Sixty-eight countries have now signed up to International Maritime Organization (IMO)'s Ballast Water Management Convention, with Qatar being the latest to accede to the treaty helping to protect the marine environment.
The signatories now represent more than 75% of the world's merchant fleet tonnage.
Under the treaty, ships are required to manage their ballast water, which can contain thousands of aquatic or marine microbes, plants and organisms, which are then carried across the globe.
H.E. Mr. Yousef Ali Al-Khater, Ambassador of Qatar to the United Kingdom, met IMO Secretary-General Kitack Lim at IMO Headquarters, London (8 February) to deposit the instrument of accession.

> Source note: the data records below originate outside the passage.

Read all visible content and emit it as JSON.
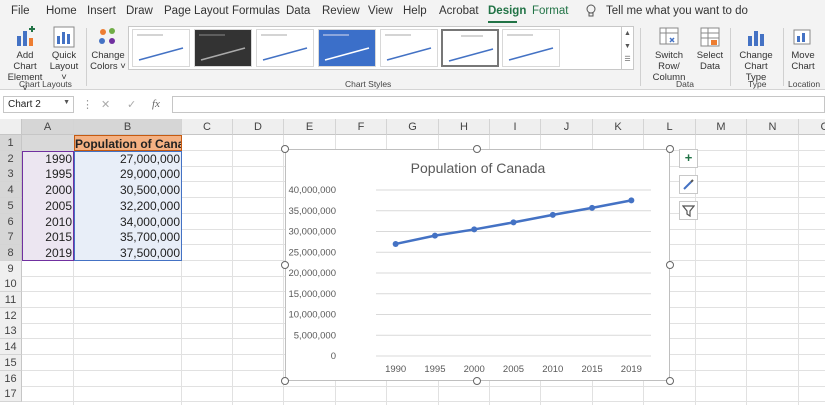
{
  "tabs": [
    "File",
    "Home",
    "Insert",
    "Draw",
    "Page Layout",
    "Formulas",
    "Data",
    "Review",
    "View",
    "Help",
    "Acrobat",
    "Design",
    "Format"
  ],
  "active_tab": "Design",
  "tell_me": "Tell me what you want to do",
  "ribbon": {
    "add_chart_element": [
      "Add Chart",
      "Element ˅"
    ],
    "quick_layout": [
      "Quick",
      "Layout ˅"
    ],
    "change_colors": [
      "Change",
      "Colors ˅"
    ],
    "chart_layouts_label": "Chart Layouts",
    "chart_styles_label": "Chart Styles",
    "switch_row_column": [
      "Switch Row/",
      "Column"
    ],
    "select_data": [
      "Select",
      "Data"
    ],
    "data_label": "Data",
    "change_chart_type": [
      "Change",
      "Chart Type"
    ],
    "type_label": "Type",
    "move_chart": [
      "Move",
      "Chart"
    ],
    "location_label": "Location"
  },
  "name_box": "Chart 2",
  "fx_label": "fx",
  "columns": [
    "A",
    "B",
    "C",
    "D",
    "E",
    "F",
    "G",
    "H",
    "I",
    "J",
    "K",
    "L",
    "M",
    "N",
    "C"
  ],
  "rows": [
    "1",
    "2",
    "3",
    "4",
    "5",
    "6",
    "7",
    "8",
    "9",
    "10",
    "11",
    "12",
    "13",
    "14",
    "15",
    "16",
    "17"
  ],
  "table": {
    "header": "Population of Canada",
    "years": [
      "1990",
      "1995",
      "2000",
      "2005",
      "2010",
      "2015",
      "2019"
    ],
    "values": [
      "27,000,000",
      "29,000,000",
      "30,500,000",
      "32,200,000",
      "34,000,000",
      "35,700,000",
      "37,500,000"
    ]
  },
  "chart_data": {
    "type": "line",
    "title": "Population of Canada",
    "categories": [
      "1990",
      "1995",
      "2000",
      "2005",
      "2010",
      "2015",
      "2019"
    ],
    "values": [
      27000000,
      29000000,
      30500000,
      32200000,
      34000000,
      35700000,
      37500000
    ],
    "ylim": [
      0,
      40000000
    ],
    "yticks": [
      "0",
      "5,000,000",
      "10,000,000",
      "15,000,000",
      "20,000,000",
      "25,000,000",
      "30,000,000",
      "35,000,000",
      "40,000,000"
    ],
    "grid": true,
    "line_color": "#4472c4"
  },
  "colors": {
    "accent": "#217346",
    "header_fill": "#f4b183",
    "data_fill": "#e8eef8",
    "year_fill": "#ece6f1"
  }
}
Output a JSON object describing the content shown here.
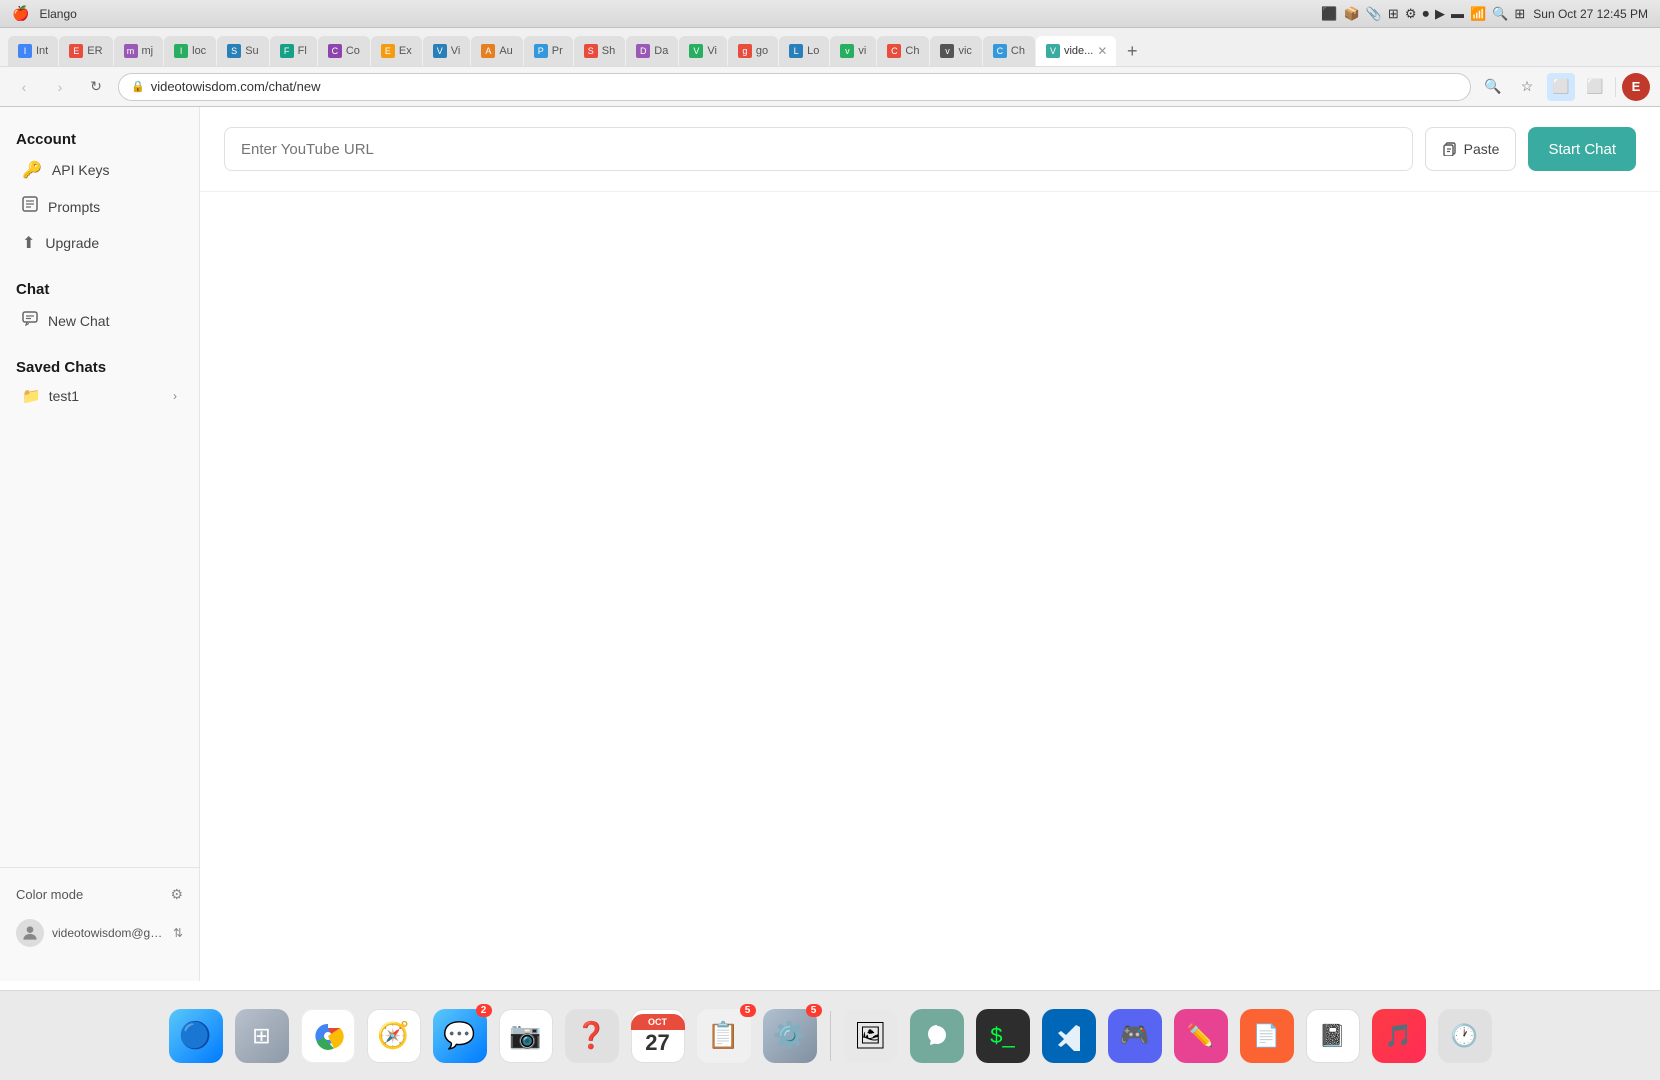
{
  "os": {
    "topbar": {
      "apple": "🍎",
      "datetime": "Sun Oct 27  12:45 PM",
      "wifi_icon": "wifi",
      "battery_icon": "battery"
    }
  },
  "browser": {
    "tabs": [
      {
        "label": "Int",
        "color": "#4285f4",
        "active": false
      },
      {
        "label": "ER",
        "color": "#e74c3c",
        "active": false
      },
      {
        "label": "mj",
        "color": "#9b59b6",
        "active": false
      },
      {
        "label": "loc",
        "color": "#27ae60",
        "active": false
      },
      {
        "label": "Su",
        "color": "#2980b9",
        "active": false
      },
      {
        "label": "Fl",
        "color": "#16a085",
        "active": false
      },
      {
        "label": "Co",
        "color": "#8e44ad",
        "active": false
      },
      {
        "label": "Ex",
        "color": "#f39c12",
        "active": false
      },
      {
        "label": "Vi",
        "color": "#2980b9",
        "active": false
      },
      {
        "label": "Au",
        "color": "#e67e22",
        "active": false
      },
      {
        "label": "Pr",
        "color": "#3498db",
        "active": false
      },
      {
        "label": "Sh",
        "color": "#e74c3c",
        "active": false
      },
      {
        "label": "Da",
        "color": "#9b59b6",
        "active": false
      },
      {
        "label": "Vi",
        "color": "#27ae60",
        "active": false
      },
      {
        "label": "go",
        "color": "#e74c3c",
        "active": false
      },
      {
        "label": "Lo",
        "color": "#2980b9",
        "active": false
      },
      {
        "label": "vi",
        "color": "#27ae60",
        "active": false
      },
      {
        "label": "Ch",
        "color": "#e74c3c",
        "active": false
      },
      {
        "label": "vic",
        "color": "#333",
        "active": false
      },
      {
        "label": "Ch",
        "color": "#3498db",
        "active": false
      },
      {
        "label": "✕",
        "color": "#999",
        "active": true,
        "isActive": true
      }
    ],
    "url": "videotowisdom.com/chat/new",
    "url_display": "videotowisdom.com/chat/new"
  },
  "sidebar": {
    "account_section": "Account",
    "api_keys_label": "API Keys",
    "prompts_label": "Prompts",
    "upgrade_label": "Upgrade",
    "chat_section": "Chat",
    "new_chat_label": "New Chat",
    "saved_chats_section": "Saved Chats",
    "test1_label": "test1",
    "color_mode_label": "Color mode",
    "user_email": "videotowisdom@gmail..."
  },
  "main": {
    "url_placeholder": "Enter YouTube URL",
    "paste_label": "Paste",
    "start_chat_label": "Start Chat"
  },
  "dock": {
    "items": [
      {
        "name": "finder",
        "emoji": "🔵",
        "label": "Finder"
      },
      {
        "name": "launchpad",
        "emoji": "⬛",
        "label": "Launchpad"
      },
      {
        "name": "chrome",
        "emoji": "🌐",
        "label": "Chrome"
      },
      {
        "name": "safari",
        "emoji": "🧭",
        "label": "Safari"
      },
      {
        "name": "messages",
        "emoji": "💬",
        "label": "Messages"
      },
      {
        "name": "photos",
        "emoji": "📷",
        "label": "Photos"
      },
      {
        "name": "help",
        "emoji": "❓",
        "label": "Help"
      },
      {
        "name": "calendar",
        "emoji": "📅",
        "label": "Calendar"
      },
      {
        "name": "reminders",
        "emoji": "📋",
        "label": "Reminders"
      },
      {
        "name": "chatgpt",
        "emoji": "🤖",
        "label": "ChatGPT"
      },
      {
        "name": "settings",
        "emoji": "⚙️",
        "label": "System Preferences"
      },
      {
        "name": "terminal",
        "emoji": "💻",
        "label": "Terminal"
      },
      {
        "name": "vscode",
        "emoji": "📝",
        "label": "VS Code"
      },
      {
        "name": "discord",
        "emoji": "🎮",
        "label": "Discord"
      },
      {
        "name": "affinity",
        "emoji": "✏️",
        "label": "Affinity"
      },
      {
        "name": "notion",
        "emoji": "📓",
        "label": "Notion"
      },
      {
        "name": "music",
        "emoji": "🎵",
        "label": "Music"
      },
      {
        "name": "dock-settings",
        "emoji": "⚙️",
        "label": "Settings"
      }
    ]
  }
}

The Ballast Water Management Convention or BWM Convention (full name International Convention for the Control and Management of Ships' Ballast Water and Sediments, 2004) is a treaty adopted by the International Maritime Organization (IMO) in order to help prevent the spread of potentially harmful aquatic organisms and pathogens in ships' ballast water.
From 8 September 2017, ships must manage their ballast water so that aquatic organisms and pathogens are removed or rendered harmless before the ballast water is released into a new location. This will help prevent the spread of invasive species as well as potentially harmful pathogens.

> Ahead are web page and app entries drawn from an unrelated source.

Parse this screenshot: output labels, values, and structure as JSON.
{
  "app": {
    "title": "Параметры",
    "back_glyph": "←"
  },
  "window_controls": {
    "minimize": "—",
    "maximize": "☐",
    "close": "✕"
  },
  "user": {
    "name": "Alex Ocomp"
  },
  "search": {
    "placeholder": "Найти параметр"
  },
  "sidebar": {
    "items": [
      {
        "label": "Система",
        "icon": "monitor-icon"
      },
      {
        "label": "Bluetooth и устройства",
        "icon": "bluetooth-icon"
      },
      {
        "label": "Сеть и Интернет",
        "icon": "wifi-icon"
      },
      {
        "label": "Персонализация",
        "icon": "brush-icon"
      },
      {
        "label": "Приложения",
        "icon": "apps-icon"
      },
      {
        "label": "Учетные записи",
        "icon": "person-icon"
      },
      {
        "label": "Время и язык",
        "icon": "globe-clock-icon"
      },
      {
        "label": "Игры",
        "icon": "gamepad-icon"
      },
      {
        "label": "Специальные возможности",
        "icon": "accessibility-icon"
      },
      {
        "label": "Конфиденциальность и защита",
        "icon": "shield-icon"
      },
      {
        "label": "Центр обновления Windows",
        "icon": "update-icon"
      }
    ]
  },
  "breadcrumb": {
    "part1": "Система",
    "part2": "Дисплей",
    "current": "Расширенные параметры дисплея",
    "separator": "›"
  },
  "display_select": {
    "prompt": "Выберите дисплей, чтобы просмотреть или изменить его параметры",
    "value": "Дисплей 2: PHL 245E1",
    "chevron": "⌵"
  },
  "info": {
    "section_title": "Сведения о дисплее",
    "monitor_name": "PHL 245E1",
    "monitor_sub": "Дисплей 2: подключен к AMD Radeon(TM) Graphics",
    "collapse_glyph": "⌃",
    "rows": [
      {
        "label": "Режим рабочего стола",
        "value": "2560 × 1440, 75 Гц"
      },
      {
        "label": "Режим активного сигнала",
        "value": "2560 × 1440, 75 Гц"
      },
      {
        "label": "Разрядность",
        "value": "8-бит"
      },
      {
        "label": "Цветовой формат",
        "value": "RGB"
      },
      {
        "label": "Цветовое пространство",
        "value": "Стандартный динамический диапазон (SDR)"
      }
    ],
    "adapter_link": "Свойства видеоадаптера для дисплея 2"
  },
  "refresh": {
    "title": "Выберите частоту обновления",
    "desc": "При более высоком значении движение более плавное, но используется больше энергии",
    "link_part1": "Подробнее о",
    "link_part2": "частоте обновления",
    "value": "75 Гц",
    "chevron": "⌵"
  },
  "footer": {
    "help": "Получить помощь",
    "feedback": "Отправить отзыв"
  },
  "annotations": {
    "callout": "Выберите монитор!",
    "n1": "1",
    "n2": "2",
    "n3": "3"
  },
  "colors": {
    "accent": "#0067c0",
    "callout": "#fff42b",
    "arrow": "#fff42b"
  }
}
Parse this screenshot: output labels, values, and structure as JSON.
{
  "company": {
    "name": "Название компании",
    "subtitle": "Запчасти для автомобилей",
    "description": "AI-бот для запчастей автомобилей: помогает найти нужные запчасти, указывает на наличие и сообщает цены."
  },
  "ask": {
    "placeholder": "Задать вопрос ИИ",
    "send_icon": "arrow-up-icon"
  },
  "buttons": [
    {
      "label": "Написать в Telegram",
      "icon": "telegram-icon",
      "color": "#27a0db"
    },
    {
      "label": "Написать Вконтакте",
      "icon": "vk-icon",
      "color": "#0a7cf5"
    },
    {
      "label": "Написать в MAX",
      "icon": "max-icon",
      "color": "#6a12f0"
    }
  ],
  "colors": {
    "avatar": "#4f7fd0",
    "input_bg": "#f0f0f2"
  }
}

IMO is the United Nations specialized agency with responsibility for developing global standards for ship safety and security and for the protection of the marine environment and the atmosphere from any harmful impacts of shipping.